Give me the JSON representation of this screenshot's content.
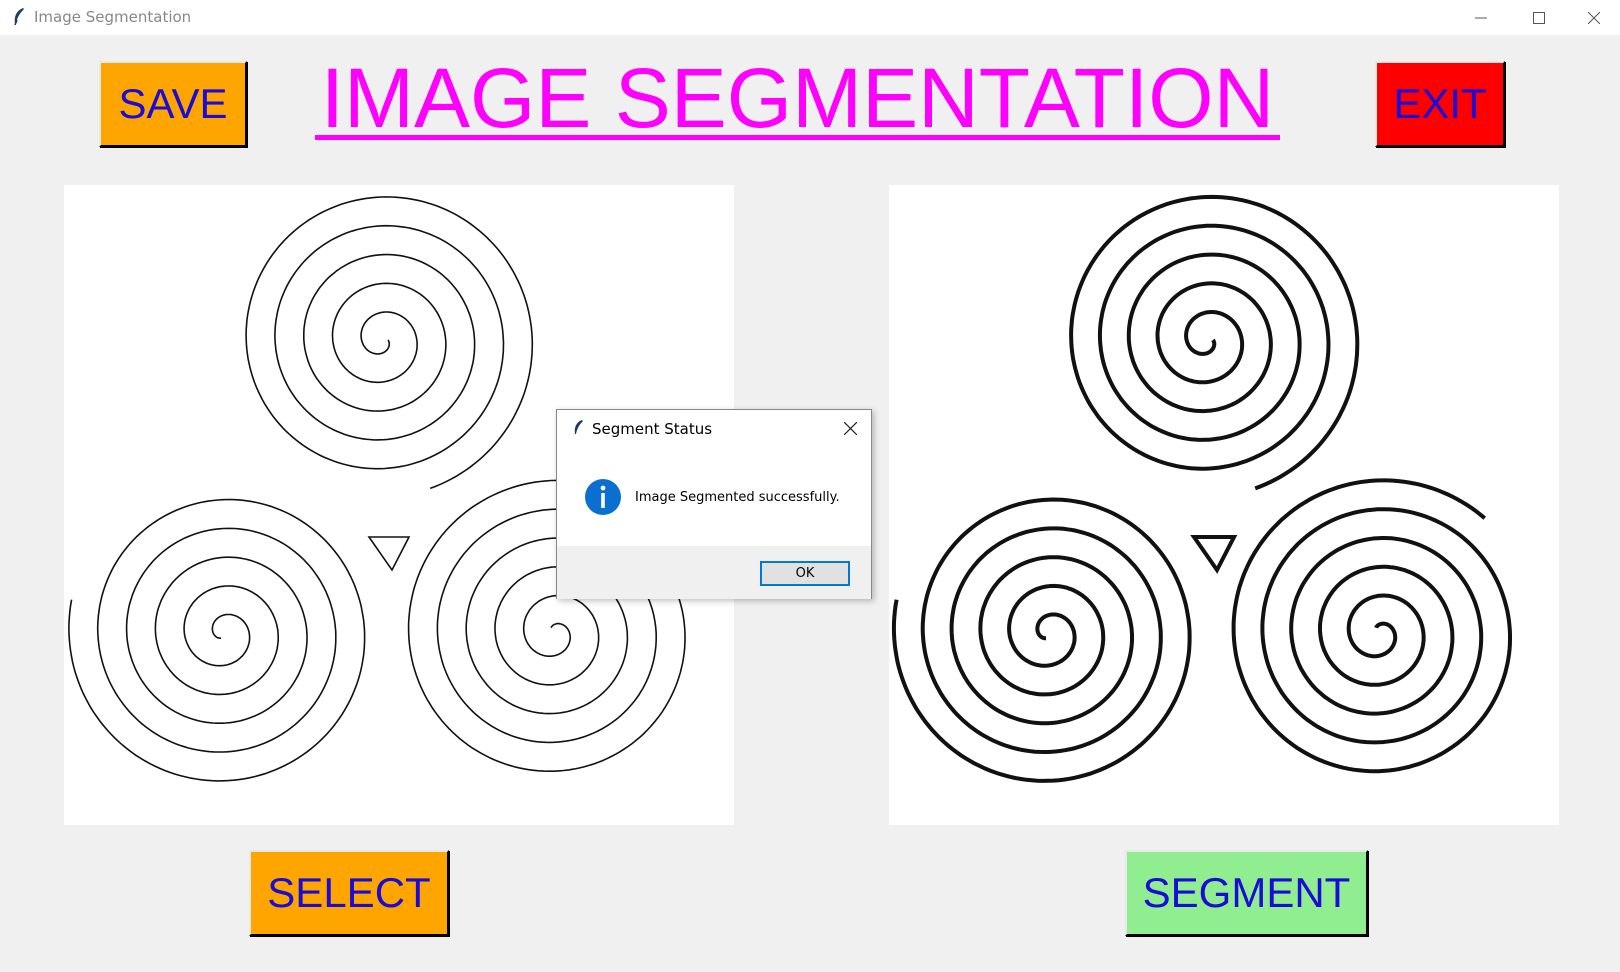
{
  "window": {
    "title": "Image Segmentation"
  },
  "header": {
    "title": "IMAGE SEGMENTATION"
  },
  "buttons": {
    "save": "SAVE",
    "exit": "EXIT",
    "select": "SELECT",
    "segment": "SEGMENT"
  },
  "colors": {
    "save_bg": "#ffa500",
    "exit_bg": "#ff0000",
    "select_bg": "#ffa500",
    "segment_bg": "#90ee90",
    "button_text": "#1b0bd6",
    "title": "#ff00ff"
  },
  "images": {
    "original": "triskelion-spiral-thin",
    "segmented": "triskelion-spiral-thick"
  },
  "dialog": {
    "title": "Segment Status",
    "message": "Image Segmented successfully.",
    "ok_label": "OK",
    "icon": "info-icon"
  }
}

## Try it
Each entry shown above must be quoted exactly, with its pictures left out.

## Answer
Give me the JSON representation of this screenshot's content.
{
  "window": {
    "title": "Image Segmentation"
  },
  "header": {
    "title": "IMAGE SEGMENTATION"
  },
  "buttons": {
    "save": "SAVE",
    "exit": "EXIT",
    "select": "SELECT",
    "segment": "SEGMENT"
  },
  "colors": {
    "save_bg": "#ffa500",
    "exit_bg": "#ff0000",
    "select_bg": "#ffa500",
    "segment_bg": "#90ee90",
    "button_text": "#1b0bd6",
    "title": "#ff00ff"
  },
  "images": {
    "original": "triskelion-spiral-thin",
    "segmented": "triskelion-spiral-thick"
  },
  "dialog": {
    "title": "Segment Status",
    "message": "Image Segmented successfully.",
    "ok_label": "OK",
    "icon": "info-icon"
  }
}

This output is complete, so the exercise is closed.